Life, like writing, is a learning experience. I learned another valuable lesson yesterday with what I had written. It certainly makes for an interesting blog, but a harrowing mental experience for me. I think I will stick to writing about my daily, simple life in dialogue. Writing is such an enjoyable form of expression for me and I would hate that experience to turn this blog into a constant flame war over subjects that quite frankly, don’t interest me at all, I find inconsequential to my daily immediate life, and that bore me to tears. I hope you all have a great day!


Amanda said...

It's a shame that people find it so hard to just live and let live.

Claudia said...

Seriously! Oh well, Politics and religion bore me to tears too. I guess that is why I didn't become the Pope. =)

Annabel said...

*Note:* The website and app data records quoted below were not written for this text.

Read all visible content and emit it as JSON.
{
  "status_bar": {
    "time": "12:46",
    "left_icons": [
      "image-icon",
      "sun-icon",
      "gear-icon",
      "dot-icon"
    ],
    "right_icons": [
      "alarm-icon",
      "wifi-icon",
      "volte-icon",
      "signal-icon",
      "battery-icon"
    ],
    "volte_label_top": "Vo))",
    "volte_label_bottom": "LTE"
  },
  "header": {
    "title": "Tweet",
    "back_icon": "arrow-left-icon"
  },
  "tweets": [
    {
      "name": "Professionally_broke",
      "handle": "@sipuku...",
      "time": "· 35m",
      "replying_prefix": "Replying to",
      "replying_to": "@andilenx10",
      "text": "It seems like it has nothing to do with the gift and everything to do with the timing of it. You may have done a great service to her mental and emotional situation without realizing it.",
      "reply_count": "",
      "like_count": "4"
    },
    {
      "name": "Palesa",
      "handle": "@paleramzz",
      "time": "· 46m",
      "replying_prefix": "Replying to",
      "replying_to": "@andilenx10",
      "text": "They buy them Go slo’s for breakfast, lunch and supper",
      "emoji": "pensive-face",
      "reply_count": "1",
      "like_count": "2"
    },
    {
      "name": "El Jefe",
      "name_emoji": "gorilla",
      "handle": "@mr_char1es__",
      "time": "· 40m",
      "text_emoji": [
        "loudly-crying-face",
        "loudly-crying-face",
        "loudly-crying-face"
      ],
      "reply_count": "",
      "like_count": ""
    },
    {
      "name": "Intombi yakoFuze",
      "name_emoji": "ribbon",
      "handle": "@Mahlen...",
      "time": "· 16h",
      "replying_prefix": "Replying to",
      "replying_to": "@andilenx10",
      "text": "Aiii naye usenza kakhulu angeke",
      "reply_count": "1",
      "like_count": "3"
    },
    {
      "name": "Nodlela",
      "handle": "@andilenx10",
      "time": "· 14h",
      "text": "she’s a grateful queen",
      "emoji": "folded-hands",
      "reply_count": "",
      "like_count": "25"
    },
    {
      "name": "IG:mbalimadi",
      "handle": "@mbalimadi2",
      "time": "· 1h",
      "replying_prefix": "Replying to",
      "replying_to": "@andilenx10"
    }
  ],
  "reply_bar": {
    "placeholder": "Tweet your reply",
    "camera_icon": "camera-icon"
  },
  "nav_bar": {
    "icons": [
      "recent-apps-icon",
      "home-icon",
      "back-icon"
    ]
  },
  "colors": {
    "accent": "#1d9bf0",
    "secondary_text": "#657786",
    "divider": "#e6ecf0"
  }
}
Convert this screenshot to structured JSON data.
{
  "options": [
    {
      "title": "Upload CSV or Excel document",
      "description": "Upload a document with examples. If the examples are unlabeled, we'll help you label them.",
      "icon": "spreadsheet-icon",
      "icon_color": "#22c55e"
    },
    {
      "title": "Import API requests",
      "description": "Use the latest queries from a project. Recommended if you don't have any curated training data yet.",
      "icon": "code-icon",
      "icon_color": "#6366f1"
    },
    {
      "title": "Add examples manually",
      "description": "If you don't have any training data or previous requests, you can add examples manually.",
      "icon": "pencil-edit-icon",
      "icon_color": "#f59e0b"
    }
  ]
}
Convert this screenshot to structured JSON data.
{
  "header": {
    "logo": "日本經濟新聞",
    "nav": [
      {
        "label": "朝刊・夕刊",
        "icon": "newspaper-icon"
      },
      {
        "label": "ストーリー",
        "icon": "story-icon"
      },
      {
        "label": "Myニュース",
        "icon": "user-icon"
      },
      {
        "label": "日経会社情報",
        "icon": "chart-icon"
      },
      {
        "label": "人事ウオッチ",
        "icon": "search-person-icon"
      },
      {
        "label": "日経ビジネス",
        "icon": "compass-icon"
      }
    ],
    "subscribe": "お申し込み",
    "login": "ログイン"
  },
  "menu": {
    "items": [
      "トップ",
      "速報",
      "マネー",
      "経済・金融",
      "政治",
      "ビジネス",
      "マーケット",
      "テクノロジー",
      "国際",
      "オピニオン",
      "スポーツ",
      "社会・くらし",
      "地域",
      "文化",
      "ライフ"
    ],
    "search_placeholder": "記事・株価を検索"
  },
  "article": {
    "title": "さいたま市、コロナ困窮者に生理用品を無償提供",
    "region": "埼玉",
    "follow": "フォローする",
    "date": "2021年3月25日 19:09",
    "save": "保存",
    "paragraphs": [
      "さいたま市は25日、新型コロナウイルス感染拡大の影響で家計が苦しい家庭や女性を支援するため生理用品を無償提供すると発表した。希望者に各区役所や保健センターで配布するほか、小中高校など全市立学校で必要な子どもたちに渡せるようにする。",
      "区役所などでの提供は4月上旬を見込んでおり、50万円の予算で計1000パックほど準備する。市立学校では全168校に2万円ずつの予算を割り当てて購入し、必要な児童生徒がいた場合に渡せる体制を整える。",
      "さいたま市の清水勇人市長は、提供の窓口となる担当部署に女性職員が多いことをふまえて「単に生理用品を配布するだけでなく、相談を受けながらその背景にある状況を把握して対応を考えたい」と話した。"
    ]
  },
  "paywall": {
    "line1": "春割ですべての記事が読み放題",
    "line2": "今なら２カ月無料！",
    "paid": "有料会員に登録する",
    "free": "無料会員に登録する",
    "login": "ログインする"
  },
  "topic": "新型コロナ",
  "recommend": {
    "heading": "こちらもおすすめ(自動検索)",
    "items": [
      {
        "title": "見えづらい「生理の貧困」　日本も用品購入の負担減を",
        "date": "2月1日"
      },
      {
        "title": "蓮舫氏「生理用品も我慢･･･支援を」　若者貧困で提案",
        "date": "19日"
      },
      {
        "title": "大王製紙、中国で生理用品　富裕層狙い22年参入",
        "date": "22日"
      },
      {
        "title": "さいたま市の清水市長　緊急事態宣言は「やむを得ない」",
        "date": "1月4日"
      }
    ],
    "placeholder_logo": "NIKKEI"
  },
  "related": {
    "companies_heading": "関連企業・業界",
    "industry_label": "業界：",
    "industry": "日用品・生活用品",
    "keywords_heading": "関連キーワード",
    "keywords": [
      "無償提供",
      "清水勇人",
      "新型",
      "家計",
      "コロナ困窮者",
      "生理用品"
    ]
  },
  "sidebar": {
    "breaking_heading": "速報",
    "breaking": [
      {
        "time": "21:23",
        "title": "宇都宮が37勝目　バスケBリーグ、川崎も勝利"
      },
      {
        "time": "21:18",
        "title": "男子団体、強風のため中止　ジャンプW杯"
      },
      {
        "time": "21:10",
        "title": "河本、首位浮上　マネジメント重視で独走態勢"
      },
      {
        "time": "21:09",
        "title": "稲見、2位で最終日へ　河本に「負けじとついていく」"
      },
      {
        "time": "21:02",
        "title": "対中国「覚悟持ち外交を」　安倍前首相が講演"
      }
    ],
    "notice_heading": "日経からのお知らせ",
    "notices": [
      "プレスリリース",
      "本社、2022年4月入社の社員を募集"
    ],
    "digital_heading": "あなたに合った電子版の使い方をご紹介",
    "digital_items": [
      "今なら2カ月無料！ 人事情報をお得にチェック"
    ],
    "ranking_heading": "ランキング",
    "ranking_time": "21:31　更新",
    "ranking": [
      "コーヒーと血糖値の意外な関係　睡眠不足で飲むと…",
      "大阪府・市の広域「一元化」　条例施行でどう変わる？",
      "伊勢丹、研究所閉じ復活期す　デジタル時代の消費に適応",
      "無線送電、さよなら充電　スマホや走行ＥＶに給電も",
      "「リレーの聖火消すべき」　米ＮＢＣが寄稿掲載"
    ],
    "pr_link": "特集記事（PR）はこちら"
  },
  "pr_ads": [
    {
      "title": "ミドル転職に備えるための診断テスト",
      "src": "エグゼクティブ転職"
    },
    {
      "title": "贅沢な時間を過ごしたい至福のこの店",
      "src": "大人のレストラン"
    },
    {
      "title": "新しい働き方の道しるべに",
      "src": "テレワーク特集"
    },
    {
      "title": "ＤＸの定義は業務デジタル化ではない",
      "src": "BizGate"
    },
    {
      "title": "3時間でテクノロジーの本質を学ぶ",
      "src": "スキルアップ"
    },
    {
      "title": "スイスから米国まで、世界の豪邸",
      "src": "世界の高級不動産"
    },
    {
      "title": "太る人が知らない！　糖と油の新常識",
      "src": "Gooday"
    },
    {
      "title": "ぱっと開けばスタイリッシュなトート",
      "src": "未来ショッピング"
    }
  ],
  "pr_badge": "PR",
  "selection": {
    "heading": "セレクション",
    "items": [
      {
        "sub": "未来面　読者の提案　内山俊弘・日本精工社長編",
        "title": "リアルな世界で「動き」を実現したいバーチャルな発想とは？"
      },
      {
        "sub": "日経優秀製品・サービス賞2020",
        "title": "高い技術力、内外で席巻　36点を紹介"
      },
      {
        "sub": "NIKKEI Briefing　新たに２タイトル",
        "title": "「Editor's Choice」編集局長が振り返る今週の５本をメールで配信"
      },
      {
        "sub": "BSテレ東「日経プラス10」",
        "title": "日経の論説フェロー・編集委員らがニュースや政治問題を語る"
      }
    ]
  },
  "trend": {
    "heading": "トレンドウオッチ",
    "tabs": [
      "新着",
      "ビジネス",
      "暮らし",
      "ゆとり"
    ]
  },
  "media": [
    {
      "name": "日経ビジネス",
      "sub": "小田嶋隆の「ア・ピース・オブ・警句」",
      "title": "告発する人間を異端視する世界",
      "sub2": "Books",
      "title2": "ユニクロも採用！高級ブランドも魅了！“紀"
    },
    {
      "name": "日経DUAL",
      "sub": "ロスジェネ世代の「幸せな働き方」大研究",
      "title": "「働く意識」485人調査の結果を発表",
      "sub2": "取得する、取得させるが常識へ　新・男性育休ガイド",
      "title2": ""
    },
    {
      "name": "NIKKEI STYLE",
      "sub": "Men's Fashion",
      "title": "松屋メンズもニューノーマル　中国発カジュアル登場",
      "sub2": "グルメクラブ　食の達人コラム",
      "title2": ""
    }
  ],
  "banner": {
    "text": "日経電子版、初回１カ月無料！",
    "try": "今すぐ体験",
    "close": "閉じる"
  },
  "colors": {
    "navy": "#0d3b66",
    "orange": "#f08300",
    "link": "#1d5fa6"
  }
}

I hate that you expressing your opinions caused others to sit in judgment. That is a shame. I would call myself somewhat religious but I don't begrudge you for not agreeing with my own viewpoints. It doesn't stop me from praying for you (which I often do) or from reading your blog or think of you in any way other than the kind person that you are. It's called tolerance. We don't have to agree to be friends. You have a fine gift of words and don't let a few mean-spirited comments or emails force you to alter what you feel like writing about.

grooveadam said...

I always find it relieving to hear someone living in incredibly backwords places, in terms of religious views, with views such as yours. However, it's funny how the Midwest so easily dismisses Southern religiosity when it's prety prevasive here albeit less invasive. Or at least that's what people think. I think the entire country needs to realize that the US is one of the most religious countries in the world, which is extremely unsusual compared to all other developed nations. When will we realize how ridiculous we look and how much credibility we lose among other nations when we permit elected officials to invoke the name of a god. It is no different than a person who invokes the name of Zeus or talks about aliens. To know that national security rests on someone's spiritual delusions is worriesome.